▶ **Data listing**:
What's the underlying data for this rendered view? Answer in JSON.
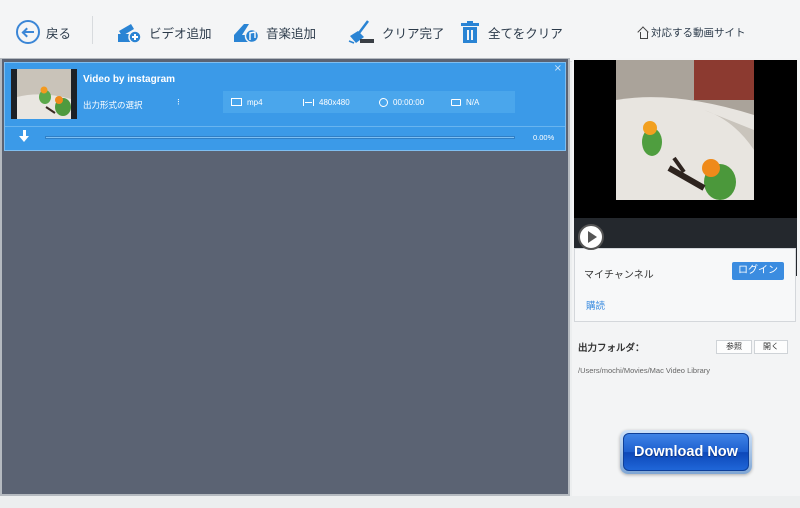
{
  "toolbar": {
    "back_label": "戻る",
    "add_video_label": "ビデオ追加",
    "add_music_label": "音楽追加",
    "clear_completed_label": "クリア完了",
    "clear_all_label": "全てをクリア",
    "supported_sites_label": "対応する動画サイト"
  },
  "task": {
    "title": "Video by instagram",
    "format_select_label": "出力形式の選択",
    "format": "mp4",
    "resolution": "480x480",
    "duration": "00:00:00",
    "size": "N/A",
    "progress_percent": 0,
    "progress_text": "0.00%"
  },
  "channel": {
    "label": "マイチャンネル",
    "login_label": "ログイン",
    "subscribe_label": "購読"
  },
  "output": {
    "label": "出力フォルダ：",
    "browse_label": "参照",
    "open_label": "開く",
    "path": "/Users/mochi/Movies/Mac Video Library"
  },
  "download_now_label": "Download Now",
  "colors": {
    "accent": "#3b9ae8",
    "panel_bg": "#5b6373",
    "icon_blue": "#2a84d4"
  }
}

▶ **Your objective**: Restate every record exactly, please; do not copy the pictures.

▶ **Task output**:
What's the underlying data for this rendered view? Answer in JSON.
{
  "toolbar": {
    "back_label": "戻る",
    "add_video_label": "ビデオ追加",
    "add_music_label": "音楽追加",
    "clear_completed_label": "クリア完了",
    "clear_all_label": "全てをクリア",
    "supported_sites_label": "対応する動画サイト"
  },
  "task": {
    "title": "Video by instagram",
    "format_select_label": "出力形式の選択",
    "format": "mp4",
    "resolution": "480x480",
    "duration": "00:00:00",
    "size": "N/A",
    "progress_percent": 0,
    "progress_text": "0.00%"
  },
  "channel": {
    "label": "マイチャンネル",
    "login_label": "ログイン",
    "subscribe_label": "購読"
  },
  "output": {
    "label": "出力フォルダ：",
    "browse_label": "参照",
    "open_label": "開く",
    "path": "/Users/mochi/Movies/Mac Video Library"
  },
  "download_now_label": "Download Now",
  "colors": {
    "accent": "#3b9ae8",
    "panel_bg": "#5b6373",
    "icon_blue": "#2a84d4"
  }
}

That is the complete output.